─── Supplied records ───

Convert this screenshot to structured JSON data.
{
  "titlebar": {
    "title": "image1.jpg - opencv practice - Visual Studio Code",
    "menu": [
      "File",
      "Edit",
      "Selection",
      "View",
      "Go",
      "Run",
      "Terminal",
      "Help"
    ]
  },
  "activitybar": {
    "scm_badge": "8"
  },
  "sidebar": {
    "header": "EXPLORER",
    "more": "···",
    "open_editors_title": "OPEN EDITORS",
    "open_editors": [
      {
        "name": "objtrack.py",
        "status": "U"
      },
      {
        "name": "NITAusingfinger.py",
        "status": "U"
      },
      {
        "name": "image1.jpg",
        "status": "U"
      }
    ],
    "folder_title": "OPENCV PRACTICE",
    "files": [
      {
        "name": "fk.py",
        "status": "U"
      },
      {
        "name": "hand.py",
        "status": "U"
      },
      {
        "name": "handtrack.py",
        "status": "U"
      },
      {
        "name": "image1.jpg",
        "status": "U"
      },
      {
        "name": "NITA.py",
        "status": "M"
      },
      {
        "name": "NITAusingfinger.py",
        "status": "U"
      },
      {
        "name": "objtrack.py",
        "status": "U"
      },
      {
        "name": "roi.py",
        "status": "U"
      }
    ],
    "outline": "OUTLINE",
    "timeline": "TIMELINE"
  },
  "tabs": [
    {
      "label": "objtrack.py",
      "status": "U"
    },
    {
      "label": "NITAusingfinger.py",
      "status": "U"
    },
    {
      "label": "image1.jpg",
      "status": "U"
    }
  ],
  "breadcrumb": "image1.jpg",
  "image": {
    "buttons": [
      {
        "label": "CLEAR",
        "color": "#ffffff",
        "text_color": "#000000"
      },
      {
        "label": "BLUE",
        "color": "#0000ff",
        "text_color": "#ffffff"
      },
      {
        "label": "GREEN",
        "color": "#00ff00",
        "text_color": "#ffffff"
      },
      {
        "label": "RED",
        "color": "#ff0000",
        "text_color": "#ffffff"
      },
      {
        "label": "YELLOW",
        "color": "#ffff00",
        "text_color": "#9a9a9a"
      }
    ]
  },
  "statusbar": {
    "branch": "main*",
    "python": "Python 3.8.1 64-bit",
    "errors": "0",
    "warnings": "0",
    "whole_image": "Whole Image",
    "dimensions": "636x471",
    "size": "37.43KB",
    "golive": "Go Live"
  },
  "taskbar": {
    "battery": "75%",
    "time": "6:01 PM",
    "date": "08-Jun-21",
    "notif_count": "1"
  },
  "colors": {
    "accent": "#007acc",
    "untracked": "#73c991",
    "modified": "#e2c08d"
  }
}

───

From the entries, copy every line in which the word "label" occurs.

**Solution to the problem**
      "label": "objtrack.py",
      "label": "NITAusingfinger.py",
      "label": "image1.jpg",
        "label": "CLEAR",
        "label": "BLUE",
        "label": "GREEN",
        "label": "RED",
        "label": "YELLOW",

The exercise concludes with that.